The task: Where the data below has the string "chevron", return the whole line.

┌────────

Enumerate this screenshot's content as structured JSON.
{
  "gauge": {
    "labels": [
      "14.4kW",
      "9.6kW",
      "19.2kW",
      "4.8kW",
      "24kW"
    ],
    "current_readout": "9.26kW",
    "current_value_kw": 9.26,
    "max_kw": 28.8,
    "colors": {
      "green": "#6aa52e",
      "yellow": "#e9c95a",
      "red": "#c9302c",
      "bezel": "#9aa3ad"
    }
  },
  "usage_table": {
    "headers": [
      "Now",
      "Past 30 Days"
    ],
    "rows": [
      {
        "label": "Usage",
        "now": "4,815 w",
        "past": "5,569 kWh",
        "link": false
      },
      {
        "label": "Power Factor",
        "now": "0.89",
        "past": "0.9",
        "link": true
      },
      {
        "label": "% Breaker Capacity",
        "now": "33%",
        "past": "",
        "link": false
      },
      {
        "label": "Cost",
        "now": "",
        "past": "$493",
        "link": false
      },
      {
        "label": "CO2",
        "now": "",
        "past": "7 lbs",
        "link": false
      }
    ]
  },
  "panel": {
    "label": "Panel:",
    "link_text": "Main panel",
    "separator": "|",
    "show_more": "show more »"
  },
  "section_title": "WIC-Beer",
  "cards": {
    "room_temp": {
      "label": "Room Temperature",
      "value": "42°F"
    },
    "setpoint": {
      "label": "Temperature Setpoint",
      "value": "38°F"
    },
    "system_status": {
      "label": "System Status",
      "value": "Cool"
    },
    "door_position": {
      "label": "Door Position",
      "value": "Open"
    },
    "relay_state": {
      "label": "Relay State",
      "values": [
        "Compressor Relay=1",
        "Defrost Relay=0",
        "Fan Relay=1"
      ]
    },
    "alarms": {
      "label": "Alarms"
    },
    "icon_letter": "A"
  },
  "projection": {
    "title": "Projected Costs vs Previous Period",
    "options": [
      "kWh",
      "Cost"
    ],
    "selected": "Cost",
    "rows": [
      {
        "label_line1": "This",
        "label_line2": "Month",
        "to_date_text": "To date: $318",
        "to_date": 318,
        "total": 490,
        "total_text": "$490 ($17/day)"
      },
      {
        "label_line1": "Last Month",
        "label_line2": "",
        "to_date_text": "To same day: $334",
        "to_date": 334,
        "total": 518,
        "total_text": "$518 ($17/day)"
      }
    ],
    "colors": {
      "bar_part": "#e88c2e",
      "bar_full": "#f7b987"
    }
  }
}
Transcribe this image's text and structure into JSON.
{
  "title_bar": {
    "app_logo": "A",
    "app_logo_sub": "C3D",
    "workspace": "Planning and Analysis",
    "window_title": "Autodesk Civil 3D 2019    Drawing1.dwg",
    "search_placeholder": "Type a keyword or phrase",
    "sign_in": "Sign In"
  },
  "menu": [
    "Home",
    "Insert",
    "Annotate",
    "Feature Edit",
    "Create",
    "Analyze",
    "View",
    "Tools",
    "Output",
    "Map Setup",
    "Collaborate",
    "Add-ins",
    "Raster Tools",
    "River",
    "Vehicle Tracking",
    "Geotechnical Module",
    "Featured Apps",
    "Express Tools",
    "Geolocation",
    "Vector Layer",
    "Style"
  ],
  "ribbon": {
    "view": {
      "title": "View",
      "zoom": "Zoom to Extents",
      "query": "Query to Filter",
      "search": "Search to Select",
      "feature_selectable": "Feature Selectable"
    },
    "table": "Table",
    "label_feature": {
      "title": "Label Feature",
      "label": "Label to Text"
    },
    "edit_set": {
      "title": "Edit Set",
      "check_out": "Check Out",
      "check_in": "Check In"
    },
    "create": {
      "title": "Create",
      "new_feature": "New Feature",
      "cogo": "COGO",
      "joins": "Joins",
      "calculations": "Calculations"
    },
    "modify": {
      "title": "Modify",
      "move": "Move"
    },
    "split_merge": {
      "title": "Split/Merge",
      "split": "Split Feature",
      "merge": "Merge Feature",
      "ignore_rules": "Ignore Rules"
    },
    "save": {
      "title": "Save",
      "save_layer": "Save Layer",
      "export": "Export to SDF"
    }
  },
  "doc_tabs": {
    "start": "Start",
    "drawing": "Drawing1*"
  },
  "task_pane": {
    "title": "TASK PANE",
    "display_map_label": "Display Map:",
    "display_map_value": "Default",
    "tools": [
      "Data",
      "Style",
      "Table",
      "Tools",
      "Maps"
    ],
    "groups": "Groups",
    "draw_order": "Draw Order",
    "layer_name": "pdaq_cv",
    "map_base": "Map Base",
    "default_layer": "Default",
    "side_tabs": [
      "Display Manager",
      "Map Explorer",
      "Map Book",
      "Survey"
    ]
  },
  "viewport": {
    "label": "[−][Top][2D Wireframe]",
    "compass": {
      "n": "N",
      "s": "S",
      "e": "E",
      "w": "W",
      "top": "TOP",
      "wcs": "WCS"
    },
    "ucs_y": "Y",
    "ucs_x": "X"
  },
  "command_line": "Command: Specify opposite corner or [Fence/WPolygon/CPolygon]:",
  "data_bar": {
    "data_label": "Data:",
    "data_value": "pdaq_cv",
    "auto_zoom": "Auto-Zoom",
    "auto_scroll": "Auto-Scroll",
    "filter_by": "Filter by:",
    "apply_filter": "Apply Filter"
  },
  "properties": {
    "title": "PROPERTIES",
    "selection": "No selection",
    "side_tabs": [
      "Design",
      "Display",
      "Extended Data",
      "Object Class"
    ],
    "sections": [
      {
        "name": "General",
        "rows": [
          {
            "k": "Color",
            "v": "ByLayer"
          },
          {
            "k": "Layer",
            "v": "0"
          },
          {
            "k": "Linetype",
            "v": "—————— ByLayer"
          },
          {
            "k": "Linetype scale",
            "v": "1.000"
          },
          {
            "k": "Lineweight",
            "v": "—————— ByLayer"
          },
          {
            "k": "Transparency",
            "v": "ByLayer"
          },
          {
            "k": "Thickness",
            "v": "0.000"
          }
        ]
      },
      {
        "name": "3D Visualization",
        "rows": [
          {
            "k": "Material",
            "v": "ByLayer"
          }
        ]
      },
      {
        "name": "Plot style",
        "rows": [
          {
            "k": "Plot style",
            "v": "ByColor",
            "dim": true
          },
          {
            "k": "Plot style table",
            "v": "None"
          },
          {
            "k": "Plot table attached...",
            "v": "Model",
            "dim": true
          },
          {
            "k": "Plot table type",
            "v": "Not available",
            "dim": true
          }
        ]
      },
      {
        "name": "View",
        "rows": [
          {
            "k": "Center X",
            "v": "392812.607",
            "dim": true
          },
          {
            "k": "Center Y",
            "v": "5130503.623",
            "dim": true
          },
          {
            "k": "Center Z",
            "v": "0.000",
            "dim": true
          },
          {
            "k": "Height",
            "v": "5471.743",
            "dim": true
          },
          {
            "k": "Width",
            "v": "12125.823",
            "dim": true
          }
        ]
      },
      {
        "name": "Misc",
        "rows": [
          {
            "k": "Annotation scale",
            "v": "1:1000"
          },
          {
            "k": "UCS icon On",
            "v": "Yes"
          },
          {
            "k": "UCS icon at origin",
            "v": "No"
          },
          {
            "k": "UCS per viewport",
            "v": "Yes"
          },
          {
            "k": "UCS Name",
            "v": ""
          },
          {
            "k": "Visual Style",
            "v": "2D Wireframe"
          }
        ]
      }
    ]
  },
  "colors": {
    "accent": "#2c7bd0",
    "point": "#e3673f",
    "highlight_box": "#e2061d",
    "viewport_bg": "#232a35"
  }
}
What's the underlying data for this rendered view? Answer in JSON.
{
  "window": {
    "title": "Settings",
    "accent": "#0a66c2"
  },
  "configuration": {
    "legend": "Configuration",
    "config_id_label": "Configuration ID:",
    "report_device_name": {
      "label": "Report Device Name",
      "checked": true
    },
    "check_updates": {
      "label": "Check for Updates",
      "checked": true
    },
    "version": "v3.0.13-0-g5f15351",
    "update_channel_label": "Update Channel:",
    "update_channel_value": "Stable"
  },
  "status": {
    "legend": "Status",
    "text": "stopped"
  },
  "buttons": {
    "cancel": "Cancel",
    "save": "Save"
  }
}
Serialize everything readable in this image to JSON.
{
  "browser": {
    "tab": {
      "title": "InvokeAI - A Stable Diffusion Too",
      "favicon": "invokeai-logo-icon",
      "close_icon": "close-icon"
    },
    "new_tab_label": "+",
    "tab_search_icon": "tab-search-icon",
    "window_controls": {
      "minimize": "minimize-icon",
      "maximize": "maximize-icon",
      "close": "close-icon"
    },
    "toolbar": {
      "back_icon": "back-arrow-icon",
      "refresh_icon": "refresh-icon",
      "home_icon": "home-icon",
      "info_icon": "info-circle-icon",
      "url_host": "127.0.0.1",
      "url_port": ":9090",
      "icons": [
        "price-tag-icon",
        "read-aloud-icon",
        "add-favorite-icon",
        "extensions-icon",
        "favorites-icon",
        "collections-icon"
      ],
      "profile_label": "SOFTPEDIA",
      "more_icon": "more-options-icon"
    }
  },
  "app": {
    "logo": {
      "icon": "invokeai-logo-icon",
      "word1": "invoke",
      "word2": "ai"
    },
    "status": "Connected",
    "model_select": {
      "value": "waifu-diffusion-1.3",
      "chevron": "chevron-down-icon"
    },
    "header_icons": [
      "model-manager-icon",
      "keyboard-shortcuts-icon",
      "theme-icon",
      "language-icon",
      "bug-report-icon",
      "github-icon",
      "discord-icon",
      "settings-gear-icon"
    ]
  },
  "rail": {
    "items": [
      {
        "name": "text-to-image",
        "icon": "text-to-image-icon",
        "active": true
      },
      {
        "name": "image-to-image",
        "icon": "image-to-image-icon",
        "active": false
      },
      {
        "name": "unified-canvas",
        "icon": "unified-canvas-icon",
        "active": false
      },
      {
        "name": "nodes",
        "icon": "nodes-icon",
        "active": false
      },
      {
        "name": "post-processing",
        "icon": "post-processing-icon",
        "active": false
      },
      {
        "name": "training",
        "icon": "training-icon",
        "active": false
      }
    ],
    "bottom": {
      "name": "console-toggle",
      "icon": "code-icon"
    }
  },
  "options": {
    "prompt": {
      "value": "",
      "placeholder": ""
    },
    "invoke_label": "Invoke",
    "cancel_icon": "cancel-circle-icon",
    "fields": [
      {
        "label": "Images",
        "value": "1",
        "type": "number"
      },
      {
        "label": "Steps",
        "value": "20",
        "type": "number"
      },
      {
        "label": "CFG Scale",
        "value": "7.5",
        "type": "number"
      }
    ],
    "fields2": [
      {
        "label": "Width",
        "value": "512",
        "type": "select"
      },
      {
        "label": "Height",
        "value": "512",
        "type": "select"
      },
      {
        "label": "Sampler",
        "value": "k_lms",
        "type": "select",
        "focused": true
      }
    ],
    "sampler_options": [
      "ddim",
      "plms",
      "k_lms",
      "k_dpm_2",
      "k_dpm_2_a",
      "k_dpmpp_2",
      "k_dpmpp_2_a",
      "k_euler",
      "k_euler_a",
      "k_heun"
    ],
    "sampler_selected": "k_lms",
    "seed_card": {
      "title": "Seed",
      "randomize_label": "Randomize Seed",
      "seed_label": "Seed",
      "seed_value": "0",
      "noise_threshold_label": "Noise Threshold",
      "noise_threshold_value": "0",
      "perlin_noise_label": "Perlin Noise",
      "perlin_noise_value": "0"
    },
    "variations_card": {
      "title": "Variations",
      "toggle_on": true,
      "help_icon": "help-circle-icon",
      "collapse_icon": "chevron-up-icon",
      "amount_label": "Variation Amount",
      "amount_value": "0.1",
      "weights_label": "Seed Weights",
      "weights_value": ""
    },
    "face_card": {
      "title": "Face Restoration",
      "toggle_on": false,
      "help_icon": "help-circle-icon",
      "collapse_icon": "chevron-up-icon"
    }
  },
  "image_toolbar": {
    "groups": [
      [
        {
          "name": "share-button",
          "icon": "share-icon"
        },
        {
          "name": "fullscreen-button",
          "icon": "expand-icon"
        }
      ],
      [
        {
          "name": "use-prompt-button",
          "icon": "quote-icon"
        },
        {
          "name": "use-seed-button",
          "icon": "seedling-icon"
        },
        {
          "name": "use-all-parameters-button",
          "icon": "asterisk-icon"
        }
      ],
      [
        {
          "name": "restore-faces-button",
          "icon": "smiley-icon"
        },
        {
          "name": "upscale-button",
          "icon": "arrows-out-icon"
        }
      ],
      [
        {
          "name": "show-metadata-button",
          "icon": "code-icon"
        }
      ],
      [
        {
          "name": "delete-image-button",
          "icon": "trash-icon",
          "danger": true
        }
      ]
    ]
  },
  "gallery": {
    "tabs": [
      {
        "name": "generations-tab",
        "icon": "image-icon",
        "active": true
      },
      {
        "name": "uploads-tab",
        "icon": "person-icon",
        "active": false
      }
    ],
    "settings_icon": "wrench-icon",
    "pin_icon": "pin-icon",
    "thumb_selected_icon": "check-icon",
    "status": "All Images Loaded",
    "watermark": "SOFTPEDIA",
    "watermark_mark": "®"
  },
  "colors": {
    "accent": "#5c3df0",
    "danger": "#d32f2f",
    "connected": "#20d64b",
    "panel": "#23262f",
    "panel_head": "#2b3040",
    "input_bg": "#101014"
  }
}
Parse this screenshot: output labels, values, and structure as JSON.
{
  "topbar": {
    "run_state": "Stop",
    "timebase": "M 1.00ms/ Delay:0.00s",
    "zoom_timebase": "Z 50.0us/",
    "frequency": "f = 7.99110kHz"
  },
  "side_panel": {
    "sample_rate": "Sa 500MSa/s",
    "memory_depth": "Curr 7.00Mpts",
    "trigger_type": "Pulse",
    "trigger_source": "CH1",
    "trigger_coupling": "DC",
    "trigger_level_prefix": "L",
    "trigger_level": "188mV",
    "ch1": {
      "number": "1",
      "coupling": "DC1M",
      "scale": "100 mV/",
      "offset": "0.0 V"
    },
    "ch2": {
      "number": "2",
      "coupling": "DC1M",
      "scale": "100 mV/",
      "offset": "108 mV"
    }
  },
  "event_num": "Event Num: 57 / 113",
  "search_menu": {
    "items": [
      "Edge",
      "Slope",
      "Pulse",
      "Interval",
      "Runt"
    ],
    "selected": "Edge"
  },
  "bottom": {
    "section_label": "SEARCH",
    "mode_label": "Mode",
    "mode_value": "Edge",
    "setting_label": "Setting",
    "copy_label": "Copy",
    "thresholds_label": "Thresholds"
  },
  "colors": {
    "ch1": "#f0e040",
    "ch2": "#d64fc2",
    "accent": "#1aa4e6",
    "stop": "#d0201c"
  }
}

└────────

Solution to this exercise:
      "chevron": "chevron-down-icon"
      "collapse_icon": "chevron-up-icon",
      "collapse_icon": "chevron-up-icon"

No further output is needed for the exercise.